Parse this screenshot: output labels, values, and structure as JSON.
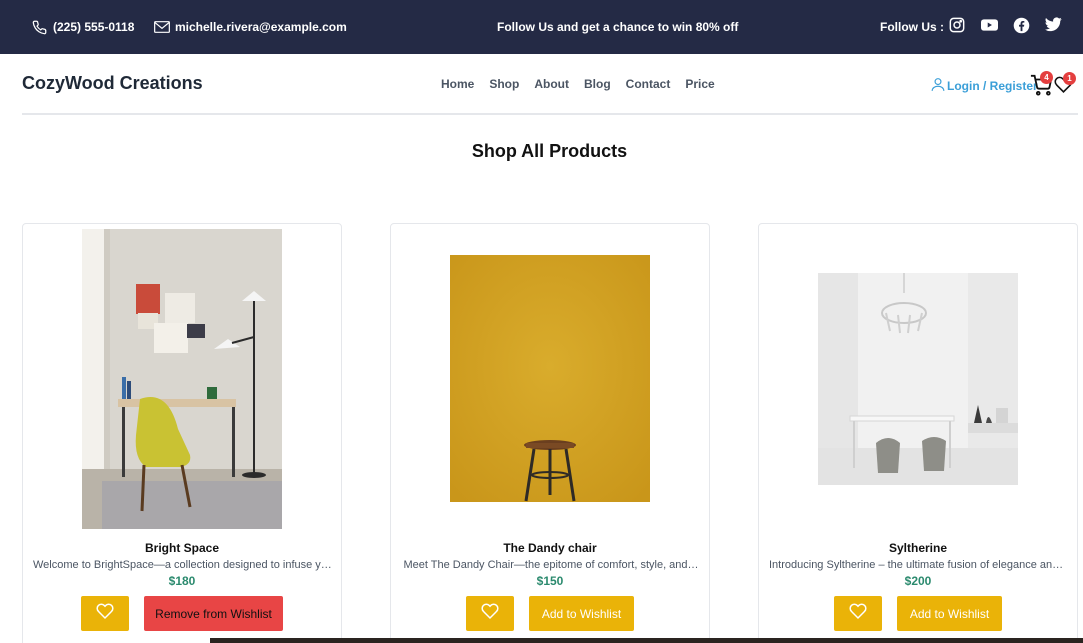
{
  "topbar": {
    "phone": "(225) 555-0118",
    "email": "michelle.rivera@example.com",
    "promo": "Follow Us and get a chance to win 80% off",
    "follow_label": "Follow Us :",
    "social_icons": [
      "instagram-icon",
      "youtube-icon",
      "facebook-icon",
      "twitter-icon"
    ]
  },
  "header": {
    "brand": "CozyWood Creations",
    "nav": [
      "Home",
      "Shop",
      "About",
      "Blog",
      "Contact",
      "Price"
    ],
    "login": "Login / Register",
    "cart_count": "4",
    "wishlist_count": "1"
  },
  "main": {
    "title": "Shop All Products",
    "products": [
      {
        "name": "Bright Space",
        "description": "Welcome to BrightSpace—a collection designed to infuse your…",
        "price": "$180",
        "wishlist_label": "Remove from Wishlist",
        "in_wishlist": true
      },
      {
        "name": "The Dandy chair",
        "description": "Meet The Dandy Chair—the epitome of comfort, style, and…",
        "price": "$150",
        "wishlist_label": "Add to Wishlist",
        "in_wishlist": false
      },
      {
        "name": "Syltherine",
        "description": "Introducing Syltherine – the ultimate fusion of elegance and power…",
        "price": "$200",
        "wishlist_label": "Add to Wishlist",
        "in_wishlist": false
      }
    ]
  },
  "colors": {
    "topbar_bg": "#242a45",
    "accent_yellow": "#eab308",
    "remove_red": "#e84545",
    "price_green": "#2b8a6e",
    "link_blue": "#3b9fd8"
  }
}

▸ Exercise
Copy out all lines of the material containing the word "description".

▸ Output
        "description": "Welcome to BrightSpace—a collection designed to infuse your…",
        "description": "Meet The Dandy Chair—the epitome of comfort, style, and…",
        "description": "Introducing Syltherine – the ultimate fusion of elegance and power…",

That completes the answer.